### Work instruction
Copy out each line featuring the string "LinkedList" from the entries beneath.

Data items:

···

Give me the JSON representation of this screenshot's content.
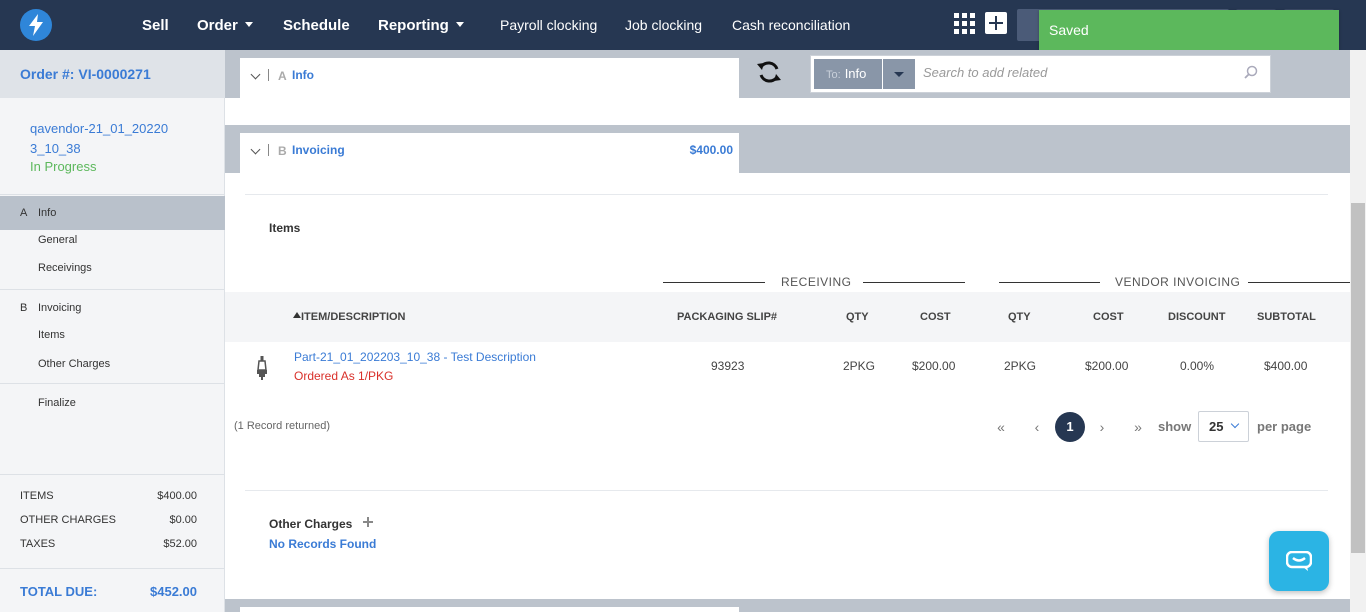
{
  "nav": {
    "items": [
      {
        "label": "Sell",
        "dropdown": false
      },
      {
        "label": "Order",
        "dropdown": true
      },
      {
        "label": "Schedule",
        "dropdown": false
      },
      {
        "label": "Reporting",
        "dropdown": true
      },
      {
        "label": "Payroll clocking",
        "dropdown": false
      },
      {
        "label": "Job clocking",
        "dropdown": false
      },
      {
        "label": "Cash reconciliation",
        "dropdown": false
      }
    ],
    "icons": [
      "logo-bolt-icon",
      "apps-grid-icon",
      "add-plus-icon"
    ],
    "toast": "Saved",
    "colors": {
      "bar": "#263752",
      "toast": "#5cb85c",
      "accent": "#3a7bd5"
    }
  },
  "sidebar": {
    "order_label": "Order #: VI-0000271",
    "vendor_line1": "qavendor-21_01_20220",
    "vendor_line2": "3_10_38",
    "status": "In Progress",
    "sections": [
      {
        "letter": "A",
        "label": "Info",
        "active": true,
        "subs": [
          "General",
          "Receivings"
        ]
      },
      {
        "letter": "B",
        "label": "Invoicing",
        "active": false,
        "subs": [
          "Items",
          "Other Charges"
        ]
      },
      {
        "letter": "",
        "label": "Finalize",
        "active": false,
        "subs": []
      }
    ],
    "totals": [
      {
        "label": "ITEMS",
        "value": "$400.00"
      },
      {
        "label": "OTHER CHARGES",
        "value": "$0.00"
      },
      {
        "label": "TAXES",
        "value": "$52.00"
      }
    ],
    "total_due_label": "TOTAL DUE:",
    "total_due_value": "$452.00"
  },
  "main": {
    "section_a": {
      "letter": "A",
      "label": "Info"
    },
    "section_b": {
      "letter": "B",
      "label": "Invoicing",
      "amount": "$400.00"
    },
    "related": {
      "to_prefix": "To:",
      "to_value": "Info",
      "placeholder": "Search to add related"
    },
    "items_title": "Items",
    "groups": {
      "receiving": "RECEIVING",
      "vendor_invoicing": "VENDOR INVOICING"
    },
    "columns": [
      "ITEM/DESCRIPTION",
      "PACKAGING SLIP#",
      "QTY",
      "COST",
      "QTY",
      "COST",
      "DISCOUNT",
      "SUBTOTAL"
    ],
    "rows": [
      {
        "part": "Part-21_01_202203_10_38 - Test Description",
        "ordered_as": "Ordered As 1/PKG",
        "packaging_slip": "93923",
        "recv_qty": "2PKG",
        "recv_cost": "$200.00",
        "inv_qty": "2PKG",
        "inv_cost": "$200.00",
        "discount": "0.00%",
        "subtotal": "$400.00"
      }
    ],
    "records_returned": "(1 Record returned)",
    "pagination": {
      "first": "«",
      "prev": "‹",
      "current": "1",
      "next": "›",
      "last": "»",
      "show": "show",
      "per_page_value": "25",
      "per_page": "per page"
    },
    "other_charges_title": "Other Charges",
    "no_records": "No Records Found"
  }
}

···

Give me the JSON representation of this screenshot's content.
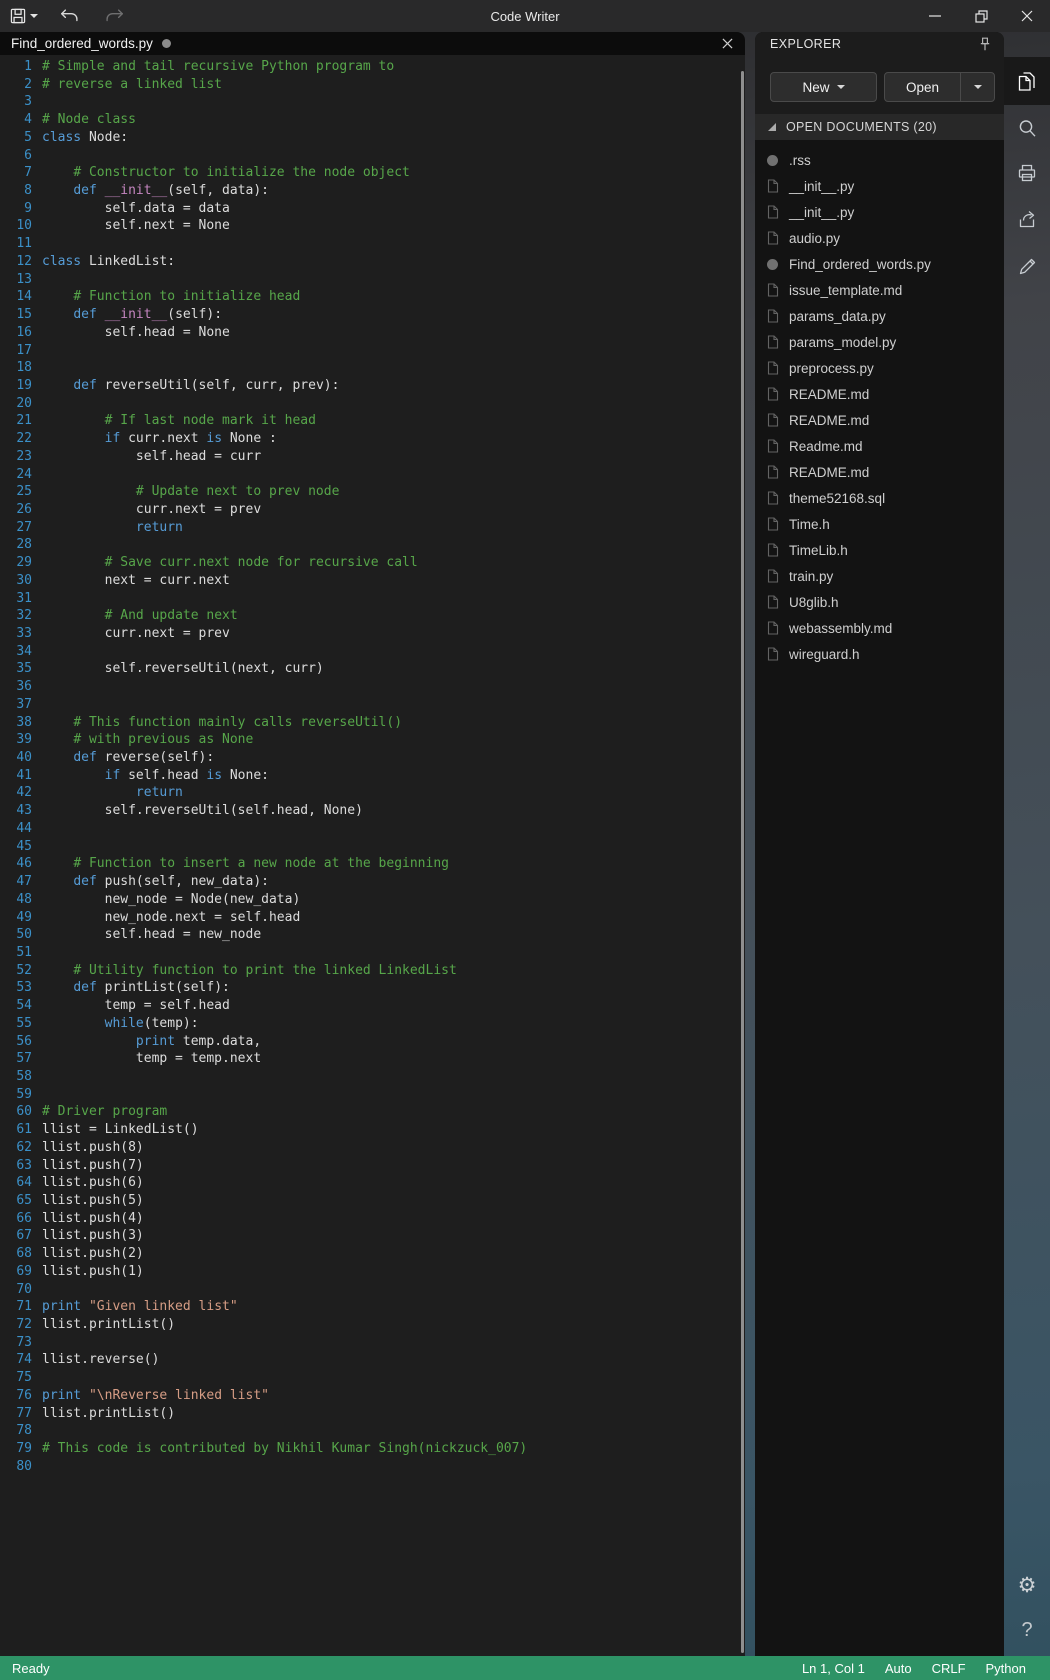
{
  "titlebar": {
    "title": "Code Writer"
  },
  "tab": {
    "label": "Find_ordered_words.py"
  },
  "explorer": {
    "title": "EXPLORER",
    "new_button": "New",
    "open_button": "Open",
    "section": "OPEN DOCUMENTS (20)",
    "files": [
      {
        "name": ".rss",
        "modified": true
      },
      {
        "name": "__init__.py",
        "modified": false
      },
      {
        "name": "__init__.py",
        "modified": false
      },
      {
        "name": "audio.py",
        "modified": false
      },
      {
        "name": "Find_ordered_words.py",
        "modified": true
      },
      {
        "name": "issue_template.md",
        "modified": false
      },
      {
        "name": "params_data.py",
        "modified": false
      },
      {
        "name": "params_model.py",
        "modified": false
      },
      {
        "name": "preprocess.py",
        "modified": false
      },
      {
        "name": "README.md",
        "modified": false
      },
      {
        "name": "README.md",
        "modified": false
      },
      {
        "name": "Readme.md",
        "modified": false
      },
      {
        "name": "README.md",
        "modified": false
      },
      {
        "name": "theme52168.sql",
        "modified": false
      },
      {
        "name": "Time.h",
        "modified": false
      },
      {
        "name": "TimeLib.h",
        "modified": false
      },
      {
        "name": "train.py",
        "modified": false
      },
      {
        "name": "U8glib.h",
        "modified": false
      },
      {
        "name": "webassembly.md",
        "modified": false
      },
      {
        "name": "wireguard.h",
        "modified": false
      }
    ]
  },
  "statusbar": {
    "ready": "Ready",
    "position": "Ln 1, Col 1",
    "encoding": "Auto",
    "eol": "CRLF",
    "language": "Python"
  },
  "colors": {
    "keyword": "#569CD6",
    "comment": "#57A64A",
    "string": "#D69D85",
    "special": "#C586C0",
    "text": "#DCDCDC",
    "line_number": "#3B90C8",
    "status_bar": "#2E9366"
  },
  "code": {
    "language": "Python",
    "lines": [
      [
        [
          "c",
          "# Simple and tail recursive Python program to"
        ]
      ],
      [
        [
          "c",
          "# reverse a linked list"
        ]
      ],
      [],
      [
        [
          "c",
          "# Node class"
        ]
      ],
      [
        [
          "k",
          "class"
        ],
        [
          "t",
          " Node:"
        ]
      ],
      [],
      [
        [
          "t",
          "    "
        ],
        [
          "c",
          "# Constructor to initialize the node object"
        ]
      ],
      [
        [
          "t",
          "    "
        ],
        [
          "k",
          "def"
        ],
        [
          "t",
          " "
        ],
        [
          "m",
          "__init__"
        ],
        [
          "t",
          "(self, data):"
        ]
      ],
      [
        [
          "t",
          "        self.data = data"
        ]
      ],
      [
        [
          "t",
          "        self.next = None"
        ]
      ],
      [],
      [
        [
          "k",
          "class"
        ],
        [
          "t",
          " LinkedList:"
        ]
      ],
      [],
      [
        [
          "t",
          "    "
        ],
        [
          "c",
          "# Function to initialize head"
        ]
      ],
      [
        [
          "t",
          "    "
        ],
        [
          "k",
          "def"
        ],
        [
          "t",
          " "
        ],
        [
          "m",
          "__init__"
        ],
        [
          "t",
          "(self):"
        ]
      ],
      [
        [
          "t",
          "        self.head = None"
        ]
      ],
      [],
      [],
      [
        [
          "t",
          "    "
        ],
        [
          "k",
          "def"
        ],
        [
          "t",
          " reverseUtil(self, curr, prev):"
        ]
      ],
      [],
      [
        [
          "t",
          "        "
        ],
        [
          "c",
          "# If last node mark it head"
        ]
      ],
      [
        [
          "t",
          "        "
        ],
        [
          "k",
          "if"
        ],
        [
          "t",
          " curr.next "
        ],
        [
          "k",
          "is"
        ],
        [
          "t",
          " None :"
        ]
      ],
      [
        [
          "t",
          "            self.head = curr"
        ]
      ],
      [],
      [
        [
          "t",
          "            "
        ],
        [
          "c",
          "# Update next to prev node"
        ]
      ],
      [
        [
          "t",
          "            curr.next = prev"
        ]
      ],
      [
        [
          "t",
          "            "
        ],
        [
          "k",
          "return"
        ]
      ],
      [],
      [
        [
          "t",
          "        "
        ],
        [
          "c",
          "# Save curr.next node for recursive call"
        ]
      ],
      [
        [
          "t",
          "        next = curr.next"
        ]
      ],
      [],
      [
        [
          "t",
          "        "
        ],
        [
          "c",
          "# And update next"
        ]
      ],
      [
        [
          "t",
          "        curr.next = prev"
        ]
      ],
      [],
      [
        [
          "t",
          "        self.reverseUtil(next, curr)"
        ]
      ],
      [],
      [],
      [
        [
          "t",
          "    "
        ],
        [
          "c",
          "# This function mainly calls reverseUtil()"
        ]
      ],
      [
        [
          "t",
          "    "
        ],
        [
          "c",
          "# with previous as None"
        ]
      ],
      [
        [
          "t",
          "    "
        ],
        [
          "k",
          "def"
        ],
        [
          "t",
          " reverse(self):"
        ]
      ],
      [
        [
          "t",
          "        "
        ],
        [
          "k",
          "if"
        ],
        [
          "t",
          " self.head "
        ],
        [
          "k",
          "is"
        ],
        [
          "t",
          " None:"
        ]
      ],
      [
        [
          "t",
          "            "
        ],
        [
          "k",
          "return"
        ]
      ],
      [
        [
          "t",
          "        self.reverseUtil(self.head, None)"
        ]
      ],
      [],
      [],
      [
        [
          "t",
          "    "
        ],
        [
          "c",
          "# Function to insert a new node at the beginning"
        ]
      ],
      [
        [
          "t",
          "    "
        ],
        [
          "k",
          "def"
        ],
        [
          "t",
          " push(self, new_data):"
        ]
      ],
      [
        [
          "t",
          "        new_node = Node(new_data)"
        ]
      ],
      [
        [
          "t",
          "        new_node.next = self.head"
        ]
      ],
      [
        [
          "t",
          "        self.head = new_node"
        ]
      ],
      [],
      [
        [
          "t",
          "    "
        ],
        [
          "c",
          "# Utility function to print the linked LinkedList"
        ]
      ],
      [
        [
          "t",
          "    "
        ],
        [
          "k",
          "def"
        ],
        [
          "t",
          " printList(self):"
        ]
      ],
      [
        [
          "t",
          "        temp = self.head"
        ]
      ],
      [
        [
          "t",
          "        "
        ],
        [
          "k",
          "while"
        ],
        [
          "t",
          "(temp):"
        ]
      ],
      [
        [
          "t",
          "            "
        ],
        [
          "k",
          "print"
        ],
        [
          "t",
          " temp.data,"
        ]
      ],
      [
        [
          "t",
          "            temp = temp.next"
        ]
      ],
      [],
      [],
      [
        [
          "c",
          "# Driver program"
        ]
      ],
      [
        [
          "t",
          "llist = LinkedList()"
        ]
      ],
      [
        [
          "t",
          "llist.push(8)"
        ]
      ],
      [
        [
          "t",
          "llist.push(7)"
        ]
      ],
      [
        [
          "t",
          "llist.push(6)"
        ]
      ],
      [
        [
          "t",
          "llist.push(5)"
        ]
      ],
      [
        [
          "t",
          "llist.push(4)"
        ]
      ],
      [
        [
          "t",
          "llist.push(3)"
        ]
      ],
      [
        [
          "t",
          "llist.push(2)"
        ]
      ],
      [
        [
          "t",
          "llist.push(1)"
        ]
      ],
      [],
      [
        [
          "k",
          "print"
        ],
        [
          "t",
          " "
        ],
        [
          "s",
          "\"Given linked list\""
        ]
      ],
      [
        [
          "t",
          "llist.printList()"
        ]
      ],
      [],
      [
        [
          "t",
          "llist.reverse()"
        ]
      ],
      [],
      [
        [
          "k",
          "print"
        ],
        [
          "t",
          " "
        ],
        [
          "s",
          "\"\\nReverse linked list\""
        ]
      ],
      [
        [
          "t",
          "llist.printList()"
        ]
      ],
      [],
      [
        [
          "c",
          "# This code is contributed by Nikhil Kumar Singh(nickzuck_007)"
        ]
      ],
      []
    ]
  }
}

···

### Task answer
          " LinkedList:"
          "# Utility function to print the linked LinkedList"
          "llist = LinkedList()"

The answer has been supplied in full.